CS 585, Fall 2017, UMass Amherst CS
Instructor: Brendan O'Connor
Natural Language Processing (NLP) is the engineering art and science of how to teach computers to understand human language. NLP is a type of artificial intelligence technology, and it's now ubiquitous -- NLP lets us talk to our phones, use the web to answer questions, map out discussions in books and social media, and even translate between human languages. Since language is rich, subtle, ambiguous, and very difficult for computers to understand, these systems can sometimes seem like magic -- but these are engineering problems we can tackle with data, math, machine learning, and insights from linguistics.

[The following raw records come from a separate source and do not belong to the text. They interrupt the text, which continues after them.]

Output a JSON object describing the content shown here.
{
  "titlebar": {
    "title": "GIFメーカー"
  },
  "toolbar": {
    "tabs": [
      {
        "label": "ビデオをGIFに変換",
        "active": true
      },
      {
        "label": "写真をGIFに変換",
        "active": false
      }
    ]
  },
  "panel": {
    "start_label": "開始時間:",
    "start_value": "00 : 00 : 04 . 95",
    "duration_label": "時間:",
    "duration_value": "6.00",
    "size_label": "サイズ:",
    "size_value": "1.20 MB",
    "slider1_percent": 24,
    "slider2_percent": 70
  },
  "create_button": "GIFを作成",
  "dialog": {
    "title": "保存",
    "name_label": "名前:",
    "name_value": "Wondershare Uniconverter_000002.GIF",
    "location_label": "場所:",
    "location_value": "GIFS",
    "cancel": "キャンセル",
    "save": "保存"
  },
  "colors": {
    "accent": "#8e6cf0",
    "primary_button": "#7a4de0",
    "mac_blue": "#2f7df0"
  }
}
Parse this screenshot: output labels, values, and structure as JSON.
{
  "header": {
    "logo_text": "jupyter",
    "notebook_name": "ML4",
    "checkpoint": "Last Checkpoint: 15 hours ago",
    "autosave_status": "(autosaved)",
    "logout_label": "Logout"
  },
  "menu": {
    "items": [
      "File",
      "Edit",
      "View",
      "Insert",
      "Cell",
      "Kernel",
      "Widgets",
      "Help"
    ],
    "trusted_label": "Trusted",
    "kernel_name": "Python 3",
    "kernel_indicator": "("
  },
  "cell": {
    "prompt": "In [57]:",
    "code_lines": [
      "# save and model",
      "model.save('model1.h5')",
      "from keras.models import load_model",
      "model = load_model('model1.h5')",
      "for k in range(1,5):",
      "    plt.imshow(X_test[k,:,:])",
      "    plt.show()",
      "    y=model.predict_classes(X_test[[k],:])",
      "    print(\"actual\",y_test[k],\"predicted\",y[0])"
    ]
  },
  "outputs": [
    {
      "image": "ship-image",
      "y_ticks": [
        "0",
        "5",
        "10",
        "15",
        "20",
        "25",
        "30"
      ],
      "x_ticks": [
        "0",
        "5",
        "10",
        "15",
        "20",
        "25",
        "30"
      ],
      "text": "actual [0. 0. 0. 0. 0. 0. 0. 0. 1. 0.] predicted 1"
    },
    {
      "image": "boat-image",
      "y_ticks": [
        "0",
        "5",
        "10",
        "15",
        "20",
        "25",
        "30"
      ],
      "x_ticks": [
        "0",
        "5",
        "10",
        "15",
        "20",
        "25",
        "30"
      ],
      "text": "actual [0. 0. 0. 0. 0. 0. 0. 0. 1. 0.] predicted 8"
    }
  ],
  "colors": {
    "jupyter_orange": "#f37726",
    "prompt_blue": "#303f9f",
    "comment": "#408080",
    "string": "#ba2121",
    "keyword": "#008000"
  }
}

This course will introduce NLP methods and applications including probabilistic language models, machine translation, and parsing algorithms for syntax and the deeper meaning of text. During the course, students will (1) learn and derive mathematical models and algorithms for NLP; (2) become familiar with key facts about human language that motivate them, and help practitioners know what problems are possible to solve; and (3) complete a series of hands-on projects to implement, experiment with, and improve NLP models, gaining practical skills for natural language systems engineering.
This course is intended for upper-level CS undergraduates and masters-level graduate students, as well as linguistics students with an appropriate background.
Prerequisites: experience in programming and probability. Undergraduates must have completed:
((CS220 or CS230) and CS240) or Ling492B)
This is intended to represent the following requirements:
If you need to sign up on the override waitlist, make sure to do it on the CS department's form at: www.cs.umass.edu/overrides. Make sure to carefully describe your reason to take the course.
In the past demand has been high so we will not be able to accomodate everyone who wants to enroll.
See also previous offerings of this course.
If you are interested in other courses, see this list of courses in NLP and related areas offered at UMass and nearby.
The suggested textbook is Jurafsky and Martin, Speech and Language Processing, 2nd ed. We will also draw readings from J+M's 3rd edition textbook. (We will post all readings as PDFs.)
Other useful texts for NLP include: